Online presentation to focus on new bill seeking to extend uranium exposure compensation

Noel Lyn Smith
Farmington Daily Times

GALLUP — The Navajo Uranium Workers Program will give an update this week on the U.S. Senate bill that proposes amending the Radiation Exposure Compensation Act and provide information about filing claims through the program.

The act, known as RECA, provides compensation to individuals who developed certain cancers and other serious diseases as a result of their exposure to radiation released during their employment in the uranium industry or during above-ground nuclear weapons tests.

This includes hundreds of members of the Navajo Nation who worked for companies that extracted and processed uranium on the tribal land.

Residents in Cameron, Arizona are warned about an abandoned uranium mine. The sign was seen on Sept. 16 during a visit to the community by U.S. Rep. Tom O'Halleran, D-Ariz., and Navajo Nation officials.

Under the current federal statute, RECA is set to end on July 10. That end date is the reason why the office is holding the presentation.

"Clients need to file now because processing of claim forms at the U.S. Department of Justice level takes approximately three to four months to process, if all documents are available," Dewayne Johnson, director of the Navajo Uranium Workers Program, said.

The Navajo Uranium Workers Program in Shiprock is an entity under the tribal government and has the task of assisting tribal members in filing compensation claims for RECA.

More:Salt River Project, Navajo Nation partner on new solar power facility in Arizona

The bipartisan legislation in the U.S. Senate proposes to extend the compensation program for another 19 years following enactment and broaden the scope of coverage.

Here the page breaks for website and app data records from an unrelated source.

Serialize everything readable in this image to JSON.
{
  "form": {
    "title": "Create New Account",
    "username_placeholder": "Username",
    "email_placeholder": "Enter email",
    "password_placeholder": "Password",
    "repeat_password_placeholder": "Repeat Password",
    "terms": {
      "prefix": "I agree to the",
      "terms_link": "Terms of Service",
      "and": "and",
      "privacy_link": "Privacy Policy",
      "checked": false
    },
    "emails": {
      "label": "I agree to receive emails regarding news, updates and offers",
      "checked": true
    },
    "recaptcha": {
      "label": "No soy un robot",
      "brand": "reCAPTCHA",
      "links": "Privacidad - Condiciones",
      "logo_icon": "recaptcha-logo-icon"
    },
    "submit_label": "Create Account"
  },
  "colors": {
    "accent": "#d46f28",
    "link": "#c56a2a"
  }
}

S.B. 2798 was introduced in September 2021 but remains in the Senate Judiciary Committee.

A related bill is in the U.S. House of Representatives.

"As for the RECA amendment initiative, it is uncertain at this point if the amendment will be passed by U.S. Congress or not," Johnson said. "At the present moment, the RECA amendment could go either way – yay or nay."

More:Navajo Nation Council to consider helium development bill at winter session

He added a lobbyist working with the Navajo Nation Washington Office will talk about the status of the Senate bill during the update.

The live presentation will start at 10 a.m. on Feb. 9 on YouTube under the Navajo Uranium Workers Program name.

Noel Lyn Smith covers the Navajo Nation for The Daily Times. She can be reached at 505-564-4636 or by email at nsmith@daily-times.com.

Support local journalism with a digital subscription to The Daily Times.